:: DIRECTIONS ::
Return all of the entries exactly as written.

:: AVAILABLE RECORDS ::
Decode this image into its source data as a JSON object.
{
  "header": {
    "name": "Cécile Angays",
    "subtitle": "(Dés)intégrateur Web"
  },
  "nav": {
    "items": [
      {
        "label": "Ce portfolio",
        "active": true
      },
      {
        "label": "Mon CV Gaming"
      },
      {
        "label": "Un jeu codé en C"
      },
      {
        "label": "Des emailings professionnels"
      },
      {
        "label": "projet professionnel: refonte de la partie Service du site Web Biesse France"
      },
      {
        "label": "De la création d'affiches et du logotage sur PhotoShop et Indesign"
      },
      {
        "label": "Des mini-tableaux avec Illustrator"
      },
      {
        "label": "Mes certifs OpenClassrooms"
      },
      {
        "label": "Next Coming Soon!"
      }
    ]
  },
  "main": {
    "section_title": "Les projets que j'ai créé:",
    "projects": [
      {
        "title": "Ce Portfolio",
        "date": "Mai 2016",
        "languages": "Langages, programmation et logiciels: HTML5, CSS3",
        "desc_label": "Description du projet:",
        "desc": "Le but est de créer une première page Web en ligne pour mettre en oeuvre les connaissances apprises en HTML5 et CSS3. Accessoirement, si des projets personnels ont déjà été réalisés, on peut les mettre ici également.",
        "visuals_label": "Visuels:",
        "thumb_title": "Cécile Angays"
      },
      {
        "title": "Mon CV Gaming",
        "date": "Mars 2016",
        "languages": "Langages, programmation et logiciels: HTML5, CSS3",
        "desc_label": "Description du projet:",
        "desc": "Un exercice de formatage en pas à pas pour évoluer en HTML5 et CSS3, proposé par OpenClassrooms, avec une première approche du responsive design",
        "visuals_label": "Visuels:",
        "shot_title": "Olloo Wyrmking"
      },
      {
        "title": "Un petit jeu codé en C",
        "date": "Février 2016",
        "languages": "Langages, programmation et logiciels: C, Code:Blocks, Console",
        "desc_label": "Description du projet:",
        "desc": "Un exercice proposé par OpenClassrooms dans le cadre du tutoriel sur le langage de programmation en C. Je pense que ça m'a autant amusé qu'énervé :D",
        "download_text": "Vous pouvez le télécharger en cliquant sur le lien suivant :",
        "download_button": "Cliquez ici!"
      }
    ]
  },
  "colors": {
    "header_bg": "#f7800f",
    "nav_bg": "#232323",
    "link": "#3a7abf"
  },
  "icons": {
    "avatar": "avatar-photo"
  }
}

:: WRITTEN REPLY ::
Decode this image into its source data as a JSON object.
{
  "header": {
    "name": "Cécile Angays",
    "subtitle": "(Dés)intégrateur Web"
  },
  "nav": {
    "items": [
      {
        "label": "Ce portfolio",
        "active": true
      },
      {
        "label": "Mon CV Gaming"
      },
      {
        "label": "Un jeu codé en C"
      },
      {
        "label": "Des emailings professionnels"
      },
      {
        "label": "projet professionnel: refonte de la partie Service du site Web Biesse France"
      },
      {
        "label": "De la création d'affiches et du logotage sur PhotoShop et Indesign"
      },
      {
        "label": "Des mini-tableaux avec Illustrator"
      },
      {
        "label": "Mes certifs OpenClassrooms"
      },
      {
        "label": "Next Coming Soon!"
      }
    ]
  },
  "main": {
    "section_title": "Les projets que j'ai créé:",
    "projects": [
      {
        "title": "Ce Portfolio",
        "date": "Mai 2016",
        "languages": "Langages, programmation et logiciels: HTML5, CSS3",
        "desc_label": "Description du projet:",
        "desc": "Le but est de créer une première page Web en ligne pour mettre en oeuvre les connaissances apprises en HTML5 et CSS3. Accessoirement, si des projets personnels ont déjà été réalisés, on peut les mettre ici également.",
        "visuals_label": "Visuels:",
        "thumb_title": "Cécile Angays"
      },
      {
        "title": "Mon CV Gaming",
        "date": "Mars 2016",
        "languages": "Langages, programmation et logiciels: HTML5, CSS3",
        "desc_label": "Description du projet:",
        "desc": "Un exercice de formatage en pas à pas pour évoluer en HTML5 et CSS3, proposé par OpenClassrooms, avec une première approche du responsive design",
        "visuals_label": "Visuels:",
        "shot_title": "Olloo Wyrmking"
      },
      {
        "title": "Un petit jeu codé en C",
        "date": "Février 2016",
        "languages": "Langages, programmation et logiciels: C, Code:Blocks, Console",
        "desc_label": "Description du projet:",
        "desc": "Un exercice proposé par OpenClassrooms dans le cadre du tutoriel sur le langage de programmation en C. Je pense que ça m'a autant amusé qu'énervé :D",
        "download_text": "Vous pouvez le télécharger en cliquant sur le lien suivant :",
        "download_button": "Cliquez ici!"
      }
    ]
  },
  "colors": {
    "header_bg": "#f7800f",
    "nav_bg": "#232323",
    "link": "#3a7abf"
  },
  "icons": {
    "avatar": "avatar-photo"
  }
}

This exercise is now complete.